This one time in Thailand
After enjoying a seafood buffet on a gorgeous Thai island one evening, our group’s opinions quickly changed as we dropped like dominos from food poisoning. Most of us managed to make it to the snorkelling trip we had booked the following morning but it was not fun. One body was lying in the foetal position on the floor of the speed boat, while another friend turned green and vomited off the back of the boat; followed up by a third vomiting on another idyllic Thai island as soon as said traveler stepped foot onto land; only to have some kittens run up to lap it all up. Vom.com. Needless to say, the generous buffet lunch that day was hardly touched as we lay under the table mustering all our strength to sip energy drinks while keeping cool in the limited shade.
This one time while out at sea
When sailing out at sea in rough seas, sea sickness and tummy issues are inevitable. Once, en route to Canada in extremely rough seas where ‘The Perfect Storm” was set, I felt deathly. During a four hour night watch, my vision blurred as a heat flush ran through my body and I landed up stumbling out of the bridge, just in time to feed the fish. Sometimes there’s just no stopping it.
I later learnt some coping mechanisms like giving in to cravings for salty crackers and crisps and sipping on chilled cans of Ginger Ale. After snorkelling in very choppy seas last week and seeing a few people feed the fish, too, I really don’t miss working and living out at sea when sea sickness takes over.
So how can you prepare or remedy troubled traveling tummies?
Tried and tested tips to prevent and nurse troubled traveling tummies
Take a live probiotic each morning to ensure that the good kind of bacteria are keeping your belly in check.
Don’t drink the water. Buy bottled water and drink lots of it to constantly flush your system. Think of Charlotte’s in Sex & The City movie scene in Mexico – a moment on the lips will do far more than affect your hips.
Depending where you are traveling, it’s a good idea to avoid eating meat – especially in Asia and South America. I have avoided all meat and poultry while traveling in Bali over the past two weeks and, so far, I’ve luckily not had to sprint to the loo.

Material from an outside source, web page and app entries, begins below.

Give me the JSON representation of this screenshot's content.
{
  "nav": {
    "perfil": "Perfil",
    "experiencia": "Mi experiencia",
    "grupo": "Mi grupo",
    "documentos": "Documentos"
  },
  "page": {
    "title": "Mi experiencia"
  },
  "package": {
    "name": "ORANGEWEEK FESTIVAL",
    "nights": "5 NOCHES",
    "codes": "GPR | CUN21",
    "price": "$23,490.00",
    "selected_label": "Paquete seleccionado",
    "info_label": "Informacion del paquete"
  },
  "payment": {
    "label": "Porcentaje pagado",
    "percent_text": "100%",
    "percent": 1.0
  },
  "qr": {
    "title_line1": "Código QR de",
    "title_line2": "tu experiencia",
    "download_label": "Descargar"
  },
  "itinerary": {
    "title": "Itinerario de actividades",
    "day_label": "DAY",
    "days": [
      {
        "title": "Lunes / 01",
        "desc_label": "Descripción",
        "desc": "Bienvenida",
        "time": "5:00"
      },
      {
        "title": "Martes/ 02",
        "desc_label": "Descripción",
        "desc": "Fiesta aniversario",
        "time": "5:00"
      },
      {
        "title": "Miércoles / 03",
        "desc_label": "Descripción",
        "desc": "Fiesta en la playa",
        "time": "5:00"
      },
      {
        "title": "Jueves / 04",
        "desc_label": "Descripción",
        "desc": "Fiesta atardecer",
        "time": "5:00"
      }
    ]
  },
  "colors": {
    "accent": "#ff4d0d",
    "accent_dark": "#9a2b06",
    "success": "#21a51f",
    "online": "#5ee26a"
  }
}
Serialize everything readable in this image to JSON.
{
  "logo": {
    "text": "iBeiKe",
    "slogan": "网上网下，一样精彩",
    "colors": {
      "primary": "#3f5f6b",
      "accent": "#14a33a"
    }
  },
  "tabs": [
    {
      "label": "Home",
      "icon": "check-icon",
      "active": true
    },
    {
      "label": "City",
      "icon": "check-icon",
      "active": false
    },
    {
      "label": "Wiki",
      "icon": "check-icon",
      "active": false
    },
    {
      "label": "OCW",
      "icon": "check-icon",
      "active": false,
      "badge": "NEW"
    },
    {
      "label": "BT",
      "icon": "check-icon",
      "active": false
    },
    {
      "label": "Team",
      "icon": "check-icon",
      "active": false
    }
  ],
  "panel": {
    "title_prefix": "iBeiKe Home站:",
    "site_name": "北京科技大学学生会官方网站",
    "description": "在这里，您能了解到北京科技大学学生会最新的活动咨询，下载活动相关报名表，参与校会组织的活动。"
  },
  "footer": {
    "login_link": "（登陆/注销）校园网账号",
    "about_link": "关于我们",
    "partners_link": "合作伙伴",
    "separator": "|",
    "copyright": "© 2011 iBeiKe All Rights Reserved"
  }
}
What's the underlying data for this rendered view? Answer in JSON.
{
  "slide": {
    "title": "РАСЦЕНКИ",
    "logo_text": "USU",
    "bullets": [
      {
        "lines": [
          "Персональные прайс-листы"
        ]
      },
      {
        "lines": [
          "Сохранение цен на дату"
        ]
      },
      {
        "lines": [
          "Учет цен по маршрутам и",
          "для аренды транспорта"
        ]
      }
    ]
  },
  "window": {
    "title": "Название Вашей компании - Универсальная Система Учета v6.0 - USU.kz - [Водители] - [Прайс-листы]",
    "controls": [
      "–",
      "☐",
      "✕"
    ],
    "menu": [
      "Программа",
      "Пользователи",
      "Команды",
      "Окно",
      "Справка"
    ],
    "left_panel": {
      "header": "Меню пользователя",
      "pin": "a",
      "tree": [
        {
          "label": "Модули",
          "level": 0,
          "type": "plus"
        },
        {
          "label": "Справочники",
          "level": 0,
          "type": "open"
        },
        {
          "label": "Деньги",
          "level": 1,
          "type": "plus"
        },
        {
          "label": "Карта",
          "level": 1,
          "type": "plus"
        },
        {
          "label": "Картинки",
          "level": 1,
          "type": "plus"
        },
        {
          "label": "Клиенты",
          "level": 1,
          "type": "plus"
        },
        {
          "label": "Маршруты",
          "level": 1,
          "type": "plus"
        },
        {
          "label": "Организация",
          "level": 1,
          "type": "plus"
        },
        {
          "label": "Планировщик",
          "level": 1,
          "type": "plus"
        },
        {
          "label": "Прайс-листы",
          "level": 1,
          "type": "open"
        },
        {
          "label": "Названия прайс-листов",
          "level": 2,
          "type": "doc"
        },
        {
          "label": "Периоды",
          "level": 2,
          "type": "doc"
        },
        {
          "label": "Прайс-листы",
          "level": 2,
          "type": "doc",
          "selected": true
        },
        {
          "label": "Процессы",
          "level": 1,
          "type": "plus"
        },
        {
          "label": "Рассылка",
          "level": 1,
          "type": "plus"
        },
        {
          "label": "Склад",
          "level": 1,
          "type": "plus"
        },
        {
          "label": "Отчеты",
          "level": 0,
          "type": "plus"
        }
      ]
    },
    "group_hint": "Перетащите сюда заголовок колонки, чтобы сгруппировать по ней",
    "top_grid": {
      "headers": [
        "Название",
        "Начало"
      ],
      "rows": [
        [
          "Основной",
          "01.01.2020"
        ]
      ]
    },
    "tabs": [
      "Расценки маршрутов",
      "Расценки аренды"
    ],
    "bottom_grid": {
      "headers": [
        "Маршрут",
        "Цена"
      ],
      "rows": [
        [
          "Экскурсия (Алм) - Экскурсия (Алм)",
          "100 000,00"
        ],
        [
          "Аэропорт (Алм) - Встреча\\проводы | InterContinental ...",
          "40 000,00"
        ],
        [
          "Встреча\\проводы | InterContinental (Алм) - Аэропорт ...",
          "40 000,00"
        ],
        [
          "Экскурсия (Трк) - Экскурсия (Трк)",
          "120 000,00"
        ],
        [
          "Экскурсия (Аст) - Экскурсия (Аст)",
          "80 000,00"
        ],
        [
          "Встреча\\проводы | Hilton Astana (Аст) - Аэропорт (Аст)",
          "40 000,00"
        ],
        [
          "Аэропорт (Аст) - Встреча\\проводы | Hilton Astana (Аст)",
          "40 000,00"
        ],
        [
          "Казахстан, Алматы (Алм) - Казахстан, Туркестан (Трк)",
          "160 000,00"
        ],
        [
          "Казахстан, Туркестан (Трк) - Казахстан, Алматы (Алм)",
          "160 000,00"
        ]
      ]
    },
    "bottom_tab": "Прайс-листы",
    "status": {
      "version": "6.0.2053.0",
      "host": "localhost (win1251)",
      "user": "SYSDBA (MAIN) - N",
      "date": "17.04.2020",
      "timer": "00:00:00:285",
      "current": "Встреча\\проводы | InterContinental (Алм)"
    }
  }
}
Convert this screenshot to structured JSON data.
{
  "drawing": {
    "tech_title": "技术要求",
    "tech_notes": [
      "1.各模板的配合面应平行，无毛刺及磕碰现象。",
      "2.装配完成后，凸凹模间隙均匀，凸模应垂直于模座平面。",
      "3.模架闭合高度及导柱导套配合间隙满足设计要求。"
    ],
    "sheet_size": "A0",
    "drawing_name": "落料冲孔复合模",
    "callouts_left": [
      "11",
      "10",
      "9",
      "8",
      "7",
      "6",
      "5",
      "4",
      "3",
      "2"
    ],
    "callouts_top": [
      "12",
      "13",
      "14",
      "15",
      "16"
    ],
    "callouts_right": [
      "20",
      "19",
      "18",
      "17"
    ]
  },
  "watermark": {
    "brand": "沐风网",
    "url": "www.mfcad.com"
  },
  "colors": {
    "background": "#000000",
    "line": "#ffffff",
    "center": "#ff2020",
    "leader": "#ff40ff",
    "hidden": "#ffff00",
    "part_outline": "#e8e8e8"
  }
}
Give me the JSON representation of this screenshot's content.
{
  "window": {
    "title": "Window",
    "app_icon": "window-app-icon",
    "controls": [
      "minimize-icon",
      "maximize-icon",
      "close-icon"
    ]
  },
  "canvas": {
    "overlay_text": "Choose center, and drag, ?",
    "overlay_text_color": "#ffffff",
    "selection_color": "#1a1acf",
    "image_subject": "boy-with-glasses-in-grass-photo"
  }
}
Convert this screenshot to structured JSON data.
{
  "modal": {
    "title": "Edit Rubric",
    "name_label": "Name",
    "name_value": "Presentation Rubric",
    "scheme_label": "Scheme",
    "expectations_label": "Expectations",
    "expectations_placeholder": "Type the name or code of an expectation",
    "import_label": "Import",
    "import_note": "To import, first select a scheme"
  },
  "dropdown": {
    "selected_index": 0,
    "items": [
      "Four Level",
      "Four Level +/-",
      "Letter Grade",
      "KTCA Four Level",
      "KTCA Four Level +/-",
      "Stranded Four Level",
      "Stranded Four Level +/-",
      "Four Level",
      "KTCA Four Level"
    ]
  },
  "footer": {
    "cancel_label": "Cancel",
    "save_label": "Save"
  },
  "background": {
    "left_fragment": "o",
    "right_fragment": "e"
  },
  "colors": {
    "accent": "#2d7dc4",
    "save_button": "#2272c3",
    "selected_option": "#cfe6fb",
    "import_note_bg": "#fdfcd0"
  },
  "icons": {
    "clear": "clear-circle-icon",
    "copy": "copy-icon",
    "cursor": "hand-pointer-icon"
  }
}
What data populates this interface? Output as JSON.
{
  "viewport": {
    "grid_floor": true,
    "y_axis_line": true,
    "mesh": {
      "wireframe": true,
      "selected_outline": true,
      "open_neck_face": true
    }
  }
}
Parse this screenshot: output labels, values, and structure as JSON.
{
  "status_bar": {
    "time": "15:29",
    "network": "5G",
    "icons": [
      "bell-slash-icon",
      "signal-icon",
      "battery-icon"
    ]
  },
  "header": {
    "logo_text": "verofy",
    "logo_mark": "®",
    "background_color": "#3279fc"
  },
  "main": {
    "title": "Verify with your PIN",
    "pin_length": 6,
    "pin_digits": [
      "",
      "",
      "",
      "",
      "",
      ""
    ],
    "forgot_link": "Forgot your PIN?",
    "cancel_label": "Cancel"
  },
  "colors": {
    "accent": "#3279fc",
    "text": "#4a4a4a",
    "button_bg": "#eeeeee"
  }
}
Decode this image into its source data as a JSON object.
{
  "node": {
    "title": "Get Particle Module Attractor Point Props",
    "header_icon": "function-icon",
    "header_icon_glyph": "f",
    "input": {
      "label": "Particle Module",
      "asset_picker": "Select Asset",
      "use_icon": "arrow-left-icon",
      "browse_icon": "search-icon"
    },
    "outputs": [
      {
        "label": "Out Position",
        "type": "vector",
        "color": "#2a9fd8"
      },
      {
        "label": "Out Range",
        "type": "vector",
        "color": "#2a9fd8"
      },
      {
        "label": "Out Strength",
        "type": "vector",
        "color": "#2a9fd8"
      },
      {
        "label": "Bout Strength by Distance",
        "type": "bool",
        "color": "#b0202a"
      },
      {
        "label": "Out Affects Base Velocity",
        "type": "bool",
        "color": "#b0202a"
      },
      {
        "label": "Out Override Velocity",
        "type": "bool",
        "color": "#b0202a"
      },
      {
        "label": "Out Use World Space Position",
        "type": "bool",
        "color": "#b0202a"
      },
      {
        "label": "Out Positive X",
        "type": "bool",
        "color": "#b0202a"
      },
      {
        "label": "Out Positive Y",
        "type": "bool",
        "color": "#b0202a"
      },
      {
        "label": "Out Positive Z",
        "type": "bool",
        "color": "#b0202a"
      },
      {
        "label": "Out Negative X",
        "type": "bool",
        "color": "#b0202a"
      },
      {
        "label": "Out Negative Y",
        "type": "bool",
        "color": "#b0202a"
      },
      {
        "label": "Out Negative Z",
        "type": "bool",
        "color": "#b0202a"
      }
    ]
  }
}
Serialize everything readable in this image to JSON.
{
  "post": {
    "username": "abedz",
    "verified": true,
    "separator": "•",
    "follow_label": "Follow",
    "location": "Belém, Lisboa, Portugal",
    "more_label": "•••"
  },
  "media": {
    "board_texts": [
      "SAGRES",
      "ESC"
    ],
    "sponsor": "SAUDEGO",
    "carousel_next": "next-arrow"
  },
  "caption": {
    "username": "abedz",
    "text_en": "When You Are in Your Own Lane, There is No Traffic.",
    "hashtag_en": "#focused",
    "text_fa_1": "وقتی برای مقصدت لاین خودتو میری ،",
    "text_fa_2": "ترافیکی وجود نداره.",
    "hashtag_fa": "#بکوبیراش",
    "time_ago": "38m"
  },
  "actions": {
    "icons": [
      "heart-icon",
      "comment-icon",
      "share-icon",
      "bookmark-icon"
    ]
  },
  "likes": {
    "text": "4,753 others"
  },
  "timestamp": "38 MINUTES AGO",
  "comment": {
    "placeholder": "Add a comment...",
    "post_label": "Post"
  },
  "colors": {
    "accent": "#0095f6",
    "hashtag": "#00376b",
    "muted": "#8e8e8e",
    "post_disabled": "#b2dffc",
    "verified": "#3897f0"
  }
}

Make sure you have Valoid and Immodium on hand in case of emergencies. Also stock up on Rehydrate sachets to restore your body with all the essential nutrients it needs.
And when you’re in rural areas, always pack an extra pack of tissues, wet wipes, bottled water and hand sanitiser. At some stage, you are definitely going to need them.